The quality plate appearances put pressure on Keller and forced a mound visit. Just as he did in the fourth, however, Keller retired three batters in a row: Báez (flyout), Cabrera (strikeout) and Harold Castro (lineout).
“They’re in the middle of the order,” Hinch said. “Javy has been as hot as anybody. We want those guys to drive the ball. There’s no base-to-base. It was a hard time moving runners around in general tonight. But give your middle of the order as many chances as possible, and we feel good about that.”
In the seventh, Robbie Grossman reached safely with a six-pitch walk. Spencer Torkelson, the next batter, was hit in the helmet with an 88 mph changeup, and after he exited the game, Jeimer Candelario came off the bench to replace him.
That put two runners on with no outs.
Royals right-handed reliever Taylor Clarke replaced a tiring Keller and retired three batters in a row: Jonathan Schoop (pop out), Victor Reyes (groundout) and Greene (strikeout).
Greene struck out on three changeups.
Michael Pineda back from the IL
Right-hander Michael Pineda returned from the injured list and started his first game for the Tigers since May 14. He allowed three runs across seven innings and threw 65 pitches (41 strikes).
“I’m happy to be back,” Pineda said.
The Tigers didn’t want to overwork Pineda, who made two rehab starts for Triple-A Toledo. Hinch kept the nine-year MLB veteran on an innings limit.
“That was about as far as we were going to take him, no matter what,” Hinch said. “His pitch count wasn’t up by any means, but given that we didn’t give him many rehab starts, five ups was about as far as we wanted to take him.”
The Royals didn’t draw a walk against Pineda, but they tallied seven hits and struck out three times. Two of those hits were solo home runs in the fourth inning: Vinnie Pasquantino (for his first MLB hit) and Hunter Dozier drilled back-to-back homers.

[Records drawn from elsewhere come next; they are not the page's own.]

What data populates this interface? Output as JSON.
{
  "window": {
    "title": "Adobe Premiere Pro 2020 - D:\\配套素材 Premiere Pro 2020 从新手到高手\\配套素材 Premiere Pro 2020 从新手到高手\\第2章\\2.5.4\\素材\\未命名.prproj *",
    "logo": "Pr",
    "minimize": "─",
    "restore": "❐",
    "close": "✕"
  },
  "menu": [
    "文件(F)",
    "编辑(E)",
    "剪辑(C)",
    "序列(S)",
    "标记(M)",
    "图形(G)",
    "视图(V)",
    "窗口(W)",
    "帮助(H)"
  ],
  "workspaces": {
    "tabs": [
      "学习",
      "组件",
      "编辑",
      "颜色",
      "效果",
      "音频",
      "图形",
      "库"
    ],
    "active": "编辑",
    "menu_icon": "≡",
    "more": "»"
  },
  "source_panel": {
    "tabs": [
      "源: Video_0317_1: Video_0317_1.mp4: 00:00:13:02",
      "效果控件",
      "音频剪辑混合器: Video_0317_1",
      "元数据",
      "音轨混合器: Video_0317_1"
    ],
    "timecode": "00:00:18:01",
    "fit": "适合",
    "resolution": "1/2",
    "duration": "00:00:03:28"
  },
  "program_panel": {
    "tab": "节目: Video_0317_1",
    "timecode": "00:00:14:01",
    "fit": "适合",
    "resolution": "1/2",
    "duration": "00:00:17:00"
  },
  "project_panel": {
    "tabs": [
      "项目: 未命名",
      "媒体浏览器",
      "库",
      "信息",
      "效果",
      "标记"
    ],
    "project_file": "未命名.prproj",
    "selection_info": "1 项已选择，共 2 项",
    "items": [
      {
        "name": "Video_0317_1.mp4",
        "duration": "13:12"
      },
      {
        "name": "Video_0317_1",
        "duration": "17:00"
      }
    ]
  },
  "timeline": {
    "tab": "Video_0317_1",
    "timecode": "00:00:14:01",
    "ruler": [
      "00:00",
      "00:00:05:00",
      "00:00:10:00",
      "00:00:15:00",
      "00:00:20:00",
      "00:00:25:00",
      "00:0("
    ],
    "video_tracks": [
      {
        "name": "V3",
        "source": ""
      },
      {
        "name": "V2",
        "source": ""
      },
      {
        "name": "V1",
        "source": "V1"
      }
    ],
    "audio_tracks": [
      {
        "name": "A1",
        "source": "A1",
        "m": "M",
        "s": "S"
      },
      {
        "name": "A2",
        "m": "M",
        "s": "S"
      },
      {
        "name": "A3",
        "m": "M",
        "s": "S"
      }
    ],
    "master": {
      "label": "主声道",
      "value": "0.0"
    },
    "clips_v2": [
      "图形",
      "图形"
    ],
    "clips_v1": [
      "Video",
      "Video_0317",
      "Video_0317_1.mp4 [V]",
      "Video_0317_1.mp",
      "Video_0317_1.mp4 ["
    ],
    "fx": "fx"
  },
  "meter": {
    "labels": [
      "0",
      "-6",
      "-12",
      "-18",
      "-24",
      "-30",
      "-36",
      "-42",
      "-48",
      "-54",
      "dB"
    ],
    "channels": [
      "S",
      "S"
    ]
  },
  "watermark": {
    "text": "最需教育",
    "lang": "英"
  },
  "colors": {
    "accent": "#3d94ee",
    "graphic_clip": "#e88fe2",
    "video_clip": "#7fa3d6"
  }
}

Those homers put the Royals ahead 3-0.
“We’re here to win the game and play hard every day,” Pineda said about the lack of run support. “I don’t think people are frustrated, but they want to do their job. Everybody here, we want to do our job. Sometimes, we don’t have the best success in the game, but we’re trying to do everything we can to be better. That’s the goal for everybody here.”
Kansas City scored its first run in the third inning, ignited by Whit Merrifield’s double. Third baseman Harold Castro was too far away from his bag, so Merrifield stole third base easily.
He then scored on Andrew Benintendi’s single.
Pineda worked efficiently. Even in the Royals’ two-run fourth inning, the 33-year-old needed 17 pitches for three outs. He threw nine pitches in the first, 10 pitches in the second and 14 pitches in the third.
“They’re a very aggressive team,” Pineda said. “They love to swing at the first pitch. I know that, so I tried to execute my pitches, especially the first pitch. … I felt great today, especially in the last inning.”
Pineda was replaced by right-handed reliever Jason Foley, who completed a scoreless sixth inning. Left-hander Tyler Alexander handled the next two innings, and righty Will Vest tossed the ninth.